TASK DETAILS: If "Paste" shows up in a line of the material, return that line.

AVAILABLE DATA:
^^^^^^^^
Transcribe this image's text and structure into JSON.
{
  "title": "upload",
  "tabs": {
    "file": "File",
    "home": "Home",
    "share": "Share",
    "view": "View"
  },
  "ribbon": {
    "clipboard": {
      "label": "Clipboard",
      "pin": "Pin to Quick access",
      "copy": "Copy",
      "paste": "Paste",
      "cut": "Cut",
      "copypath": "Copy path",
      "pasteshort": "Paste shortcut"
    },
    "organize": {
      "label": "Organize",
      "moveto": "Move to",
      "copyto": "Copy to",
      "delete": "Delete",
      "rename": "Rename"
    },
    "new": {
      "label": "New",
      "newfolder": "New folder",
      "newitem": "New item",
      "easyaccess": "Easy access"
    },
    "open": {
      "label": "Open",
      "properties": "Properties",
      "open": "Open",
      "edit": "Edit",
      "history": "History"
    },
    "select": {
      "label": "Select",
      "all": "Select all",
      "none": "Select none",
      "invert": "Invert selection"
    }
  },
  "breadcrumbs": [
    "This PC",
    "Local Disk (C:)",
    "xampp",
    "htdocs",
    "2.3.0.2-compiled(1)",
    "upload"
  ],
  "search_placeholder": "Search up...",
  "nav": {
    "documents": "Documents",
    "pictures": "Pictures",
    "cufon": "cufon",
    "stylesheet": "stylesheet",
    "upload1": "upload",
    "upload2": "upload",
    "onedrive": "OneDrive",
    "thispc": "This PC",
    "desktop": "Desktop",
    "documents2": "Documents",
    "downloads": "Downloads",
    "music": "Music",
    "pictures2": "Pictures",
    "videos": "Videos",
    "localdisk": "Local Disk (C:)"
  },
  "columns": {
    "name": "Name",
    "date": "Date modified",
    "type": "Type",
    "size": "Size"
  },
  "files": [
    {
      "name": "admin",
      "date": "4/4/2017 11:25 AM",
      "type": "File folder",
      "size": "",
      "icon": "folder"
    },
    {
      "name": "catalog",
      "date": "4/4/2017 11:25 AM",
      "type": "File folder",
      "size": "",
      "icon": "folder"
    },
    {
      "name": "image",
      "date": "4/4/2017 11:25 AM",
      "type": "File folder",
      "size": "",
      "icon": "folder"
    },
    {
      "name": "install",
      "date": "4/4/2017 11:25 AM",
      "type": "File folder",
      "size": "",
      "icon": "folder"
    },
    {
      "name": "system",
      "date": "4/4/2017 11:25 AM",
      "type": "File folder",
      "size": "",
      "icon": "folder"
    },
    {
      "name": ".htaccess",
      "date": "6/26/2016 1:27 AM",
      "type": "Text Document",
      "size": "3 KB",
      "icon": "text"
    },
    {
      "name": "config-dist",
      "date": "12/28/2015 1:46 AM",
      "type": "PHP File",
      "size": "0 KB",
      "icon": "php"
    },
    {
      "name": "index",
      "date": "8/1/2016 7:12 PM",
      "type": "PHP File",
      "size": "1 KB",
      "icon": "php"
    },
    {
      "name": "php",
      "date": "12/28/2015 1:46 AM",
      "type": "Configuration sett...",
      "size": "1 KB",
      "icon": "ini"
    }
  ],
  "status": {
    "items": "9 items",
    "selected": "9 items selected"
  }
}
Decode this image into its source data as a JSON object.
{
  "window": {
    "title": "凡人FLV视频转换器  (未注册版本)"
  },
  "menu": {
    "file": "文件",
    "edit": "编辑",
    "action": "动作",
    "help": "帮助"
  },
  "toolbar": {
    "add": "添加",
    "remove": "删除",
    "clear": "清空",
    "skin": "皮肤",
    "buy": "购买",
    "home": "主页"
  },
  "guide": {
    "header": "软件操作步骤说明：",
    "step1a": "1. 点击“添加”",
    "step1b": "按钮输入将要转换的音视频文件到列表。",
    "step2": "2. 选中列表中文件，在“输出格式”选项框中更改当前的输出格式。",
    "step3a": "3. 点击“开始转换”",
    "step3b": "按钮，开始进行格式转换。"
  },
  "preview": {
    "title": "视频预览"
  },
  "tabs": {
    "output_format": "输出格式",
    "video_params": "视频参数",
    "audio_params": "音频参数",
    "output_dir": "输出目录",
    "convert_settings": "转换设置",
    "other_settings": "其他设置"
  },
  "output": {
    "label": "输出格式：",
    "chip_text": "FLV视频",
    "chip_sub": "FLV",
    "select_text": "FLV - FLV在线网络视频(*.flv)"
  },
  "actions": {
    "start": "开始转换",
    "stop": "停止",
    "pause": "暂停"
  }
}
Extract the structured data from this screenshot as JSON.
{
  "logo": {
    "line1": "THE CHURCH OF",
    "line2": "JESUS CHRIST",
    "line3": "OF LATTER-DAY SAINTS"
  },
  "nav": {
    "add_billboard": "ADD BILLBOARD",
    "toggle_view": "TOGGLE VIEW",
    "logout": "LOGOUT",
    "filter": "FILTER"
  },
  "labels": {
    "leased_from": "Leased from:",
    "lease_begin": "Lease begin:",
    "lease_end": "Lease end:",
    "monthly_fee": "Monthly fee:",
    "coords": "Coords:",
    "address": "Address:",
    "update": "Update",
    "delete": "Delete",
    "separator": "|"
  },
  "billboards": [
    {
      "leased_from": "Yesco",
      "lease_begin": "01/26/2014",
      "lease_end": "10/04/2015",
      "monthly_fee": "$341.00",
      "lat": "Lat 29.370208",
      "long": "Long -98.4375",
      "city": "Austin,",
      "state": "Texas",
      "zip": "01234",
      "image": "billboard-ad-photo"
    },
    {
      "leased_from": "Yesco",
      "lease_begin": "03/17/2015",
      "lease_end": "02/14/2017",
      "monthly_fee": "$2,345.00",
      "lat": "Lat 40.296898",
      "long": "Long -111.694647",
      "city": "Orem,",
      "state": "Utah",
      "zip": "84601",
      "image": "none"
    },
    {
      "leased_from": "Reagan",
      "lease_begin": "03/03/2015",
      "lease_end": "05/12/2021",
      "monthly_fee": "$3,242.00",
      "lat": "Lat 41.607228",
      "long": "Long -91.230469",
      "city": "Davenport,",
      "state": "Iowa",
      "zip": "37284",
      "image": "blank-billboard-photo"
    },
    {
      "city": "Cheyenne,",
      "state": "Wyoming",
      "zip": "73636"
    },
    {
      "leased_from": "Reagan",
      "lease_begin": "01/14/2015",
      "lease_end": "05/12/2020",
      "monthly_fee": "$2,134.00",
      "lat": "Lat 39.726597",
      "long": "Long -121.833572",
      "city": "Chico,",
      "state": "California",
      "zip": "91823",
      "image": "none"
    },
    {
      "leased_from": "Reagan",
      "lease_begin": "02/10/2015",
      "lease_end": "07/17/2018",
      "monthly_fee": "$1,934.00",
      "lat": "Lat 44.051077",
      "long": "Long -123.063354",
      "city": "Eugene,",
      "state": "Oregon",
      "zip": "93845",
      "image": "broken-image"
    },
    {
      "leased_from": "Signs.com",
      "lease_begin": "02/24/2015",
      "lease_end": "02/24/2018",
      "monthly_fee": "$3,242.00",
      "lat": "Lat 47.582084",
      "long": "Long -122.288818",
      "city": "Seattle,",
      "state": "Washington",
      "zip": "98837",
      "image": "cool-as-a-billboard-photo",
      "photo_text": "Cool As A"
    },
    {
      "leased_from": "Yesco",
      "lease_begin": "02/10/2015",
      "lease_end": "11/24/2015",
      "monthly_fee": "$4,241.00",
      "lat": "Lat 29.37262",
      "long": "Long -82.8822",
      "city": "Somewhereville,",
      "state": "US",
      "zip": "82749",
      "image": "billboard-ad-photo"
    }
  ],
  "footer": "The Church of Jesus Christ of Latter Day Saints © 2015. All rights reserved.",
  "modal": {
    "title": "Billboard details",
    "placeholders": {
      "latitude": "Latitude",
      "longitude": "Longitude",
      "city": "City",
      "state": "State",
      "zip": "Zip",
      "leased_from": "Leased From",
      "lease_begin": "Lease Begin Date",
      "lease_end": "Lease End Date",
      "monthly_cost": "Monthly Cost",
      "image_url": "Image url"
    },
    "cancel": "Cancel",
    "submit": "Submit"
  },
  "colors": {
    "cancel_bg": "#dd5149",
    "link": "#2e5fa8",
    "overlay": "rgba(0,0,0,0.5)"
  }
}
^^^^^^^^
WORKED SOLUTION:
      "paste": "Paste",
      "pasteshort": "Paste shortcut"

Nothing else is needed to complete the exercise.